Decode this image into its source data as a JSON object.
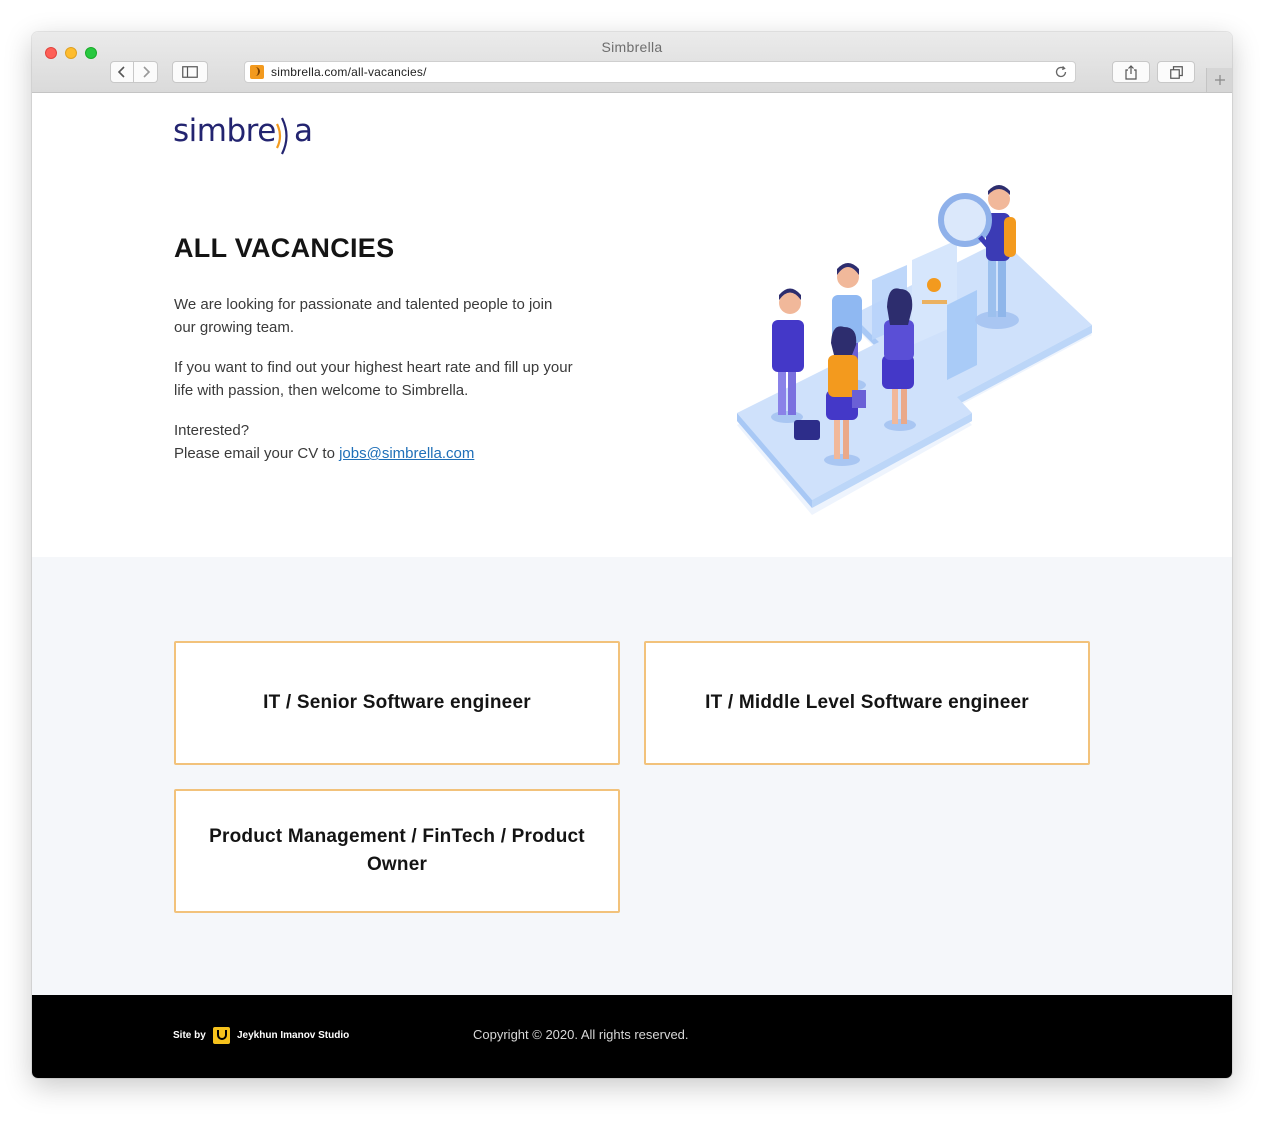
{
  "browser": {
    "window_title": "Simbrella",
    "url": "simbrella.com/all-vacancies/"
  },
  "header": {
    "logo_text": "simbre",
    "logo_tail": "a"
  },
  "hero": {
    "title": "ALL VACANCIES",
    "paragraph_1": "We are looking for passionate and talented people to join our growing team.",
    "paragraph_2": "If you want to find out your highest heart rate and fill up your life with passion, then welcome to Simbrella.",
    "interested": "Interested?",
    "email_prefix": "Please email your CV to ",
    "email": "jobs@simbrella.com"
  },
  "vacancies": [
    {
      "title": "IT / Senior Software engineer"
    },
    {
      "title": "IT / Middle Level Software engineer"
    },
    {
      "title": "Product Management / FinTech / Product Owner"
    }
  ],
  "footer": {
    "site_by": "Site by",
    "studio": "Jeykhun Imanov Studio",
    "copyright": "Copyright © 2020. All rights reserved."
  },
  "colors": {
    "brand_navy": "#232470",
    "brand_orange": "#f39a1e",
    "card_border": "#f2c27b",
    "link": "#1f6fb8",
    "section_bg": "#f5f7fa",
    "footer_bg": "#000000"
  },
  "icons": [
    "back-chevron-icon",
    "forward-chevron-icon",
    "sidebar-icon",
    "reload-icon",
    "share-icon",
    "tabs-icon",
    "plus-icon"
  ]
}
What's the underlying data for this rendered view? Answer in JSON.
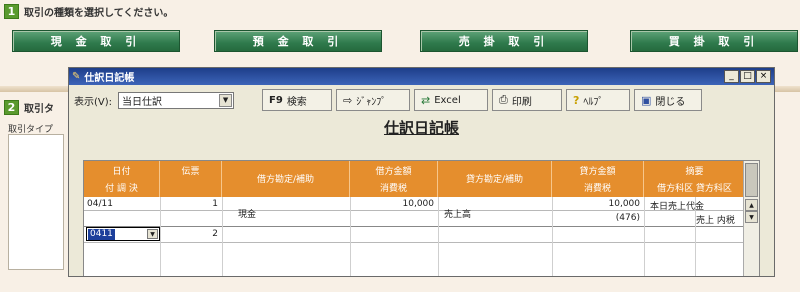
{
  "step1": {
    "num": "1",
    "text": "取引の種類を選択してください。"
  },
  "transaction_buttons": [
    "現 金 取 引",
    "預 金 取 引",
    "売 掛 取 引",
    "買 掛 取 引"
  ],
  "step2": {
    "num": "2",
    "text": "取引タ"
  },
  "side_label": "取引タイプ",
  "window": {
    "title": "仕訳日記帳",
    "controls": {
      "minimize": "_",
      "maximize": "□",
      "close": "×"
    }
  },
  "toolbar": {
    "display_label": "表示(V):",
    "display_value": "当日仕訳",
    "search": {
      "key": "F9",
      "label": "検索",
      "icon": "search"
    },
    "jump": {
      "label": "ｼﾞｬﾝﾌﾟ",
      "icon": "jump-icon"
    },
    "excel": {
      "label": "Excel",
      "icon": "excel-icon"
    },
    "print": {
      "label": "印刷",
      "icon": "printer-icon"
    },
    "help": {
      "label": "ﾍﾙﾌﾟ",
      "icon": "help-icon"
    },
    "close": {
      "label": "閉じる",
      "icon": "close-door-icon"
    }
  },
  "journal_title": "仕訳日記帳",
  "table": {
    "headers": {
      "date": "日付",
      "date_sub": "付 調 決",
      "voucher": "伝票",
      "debit_account": "借方勘定/補助",
      "debit_amount": "借方金額",
      "debit_tax": "消費税",
      "credit_account": "貸方勘定/補助",
      "credit_amount": "貸方金額",
      "credit_tax": "消費税",
      "memo": "摘要",
      "memo_sub": "借方科区 貸方科区"
    },
    "row1": {
      "date": "04/11",
      "voucher": "1",
      "debit_account": "現金",
      "debit_amount": "10,000",
      "credit_account": "売上高",
      "credit_amount": "10,000",
      "credit_tax": "(476)",
      "memo": "本日売上代金",
      "memo2": "売上 内税"
    },
    "row2": {
      "date_input": "0411",
      "voucher": "2"
    }
  }
}
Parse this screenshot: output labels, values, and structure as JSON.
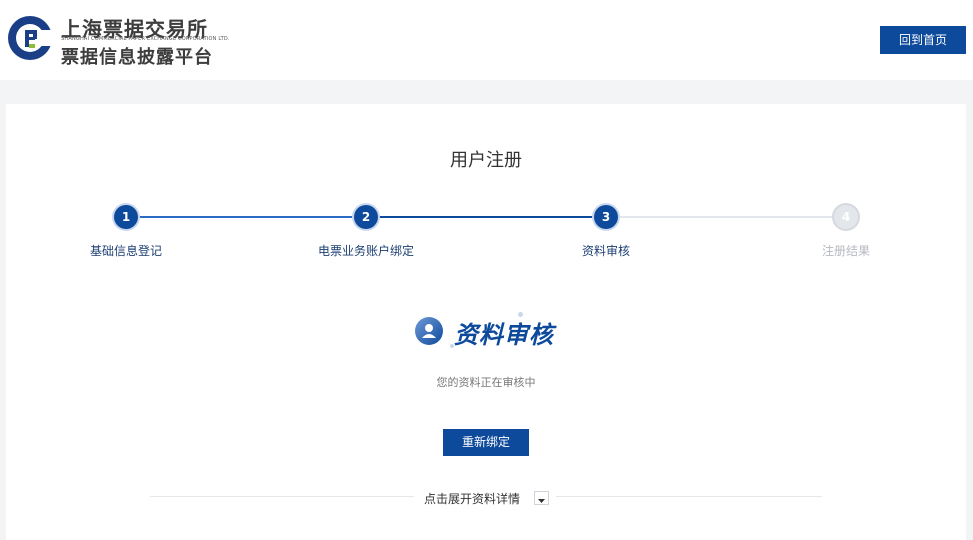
{
  "header": {
    "logo_title_cn": "上海票据交易所",
    "logo_title_en": "SHANGHAI COMMERCIAL PAPER EXCHANGE CORPORATION LTD.",
    "logo_subtitle": "票据信息披露平台",
    "home_button": "回到首页"
  },
  "registration": {
    "title": "用户注册",
    "steps": [
      {
        "number": "1",
        "label": "基础信息登记",
        "state": "done"
      },
      {
        "number": "2",
        "label": "电票业务账户绑定",
        "state": "done"
      },
      {
        "number": "3",
        "label": "资料审核",
        "state": "current"
      },
      {
        "number": "4",
        "label": "注册结果",
        "state": "pending"
      }
    ],
    "status_title": "资料审核",
    "status_desc": "您的资料正在审核中",
    "rebind_button": "重新绑定",
    "expand_label": "点击展开资料详情"
  },
  "colors": {
    "primary": "#0e4a9c",
    "pending": "#e3e6eb",
    "background": "#f3f4f6"
  }
}
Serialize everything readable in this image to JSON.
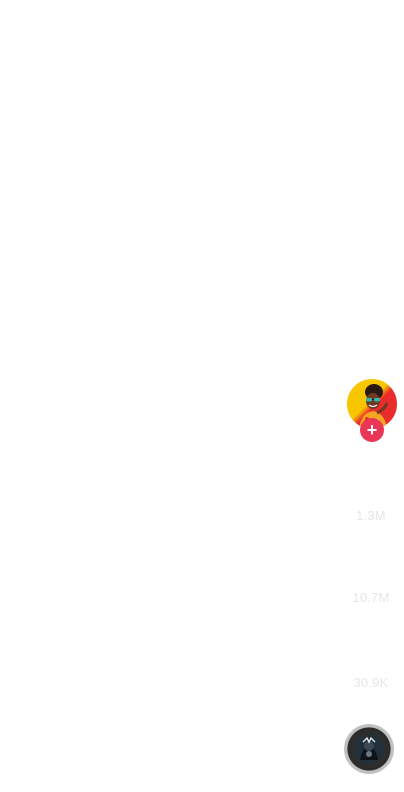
{
  "action_rail": {
    "creator_avatar": "creator-avatar-photo",
    "follow_icon": "plus-icon",
    "follow_symbol": "+",
    "likes_count": "1.3M",
    "comments_count": "10.7M",
    "shares_count": "30.9K",
    "music_disc": "spinning-music-disc"
  },
  "colors": {
    "follow_badge": "#ea3556",
    "avatar_yellow": "#f7c600",
    "avatar_red": "#ea2b2b",
    "count_text": "#e6e6e6"
  }
}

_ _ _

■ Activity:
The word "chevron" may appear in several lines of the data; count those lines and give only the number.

■ Solution for this problem:
2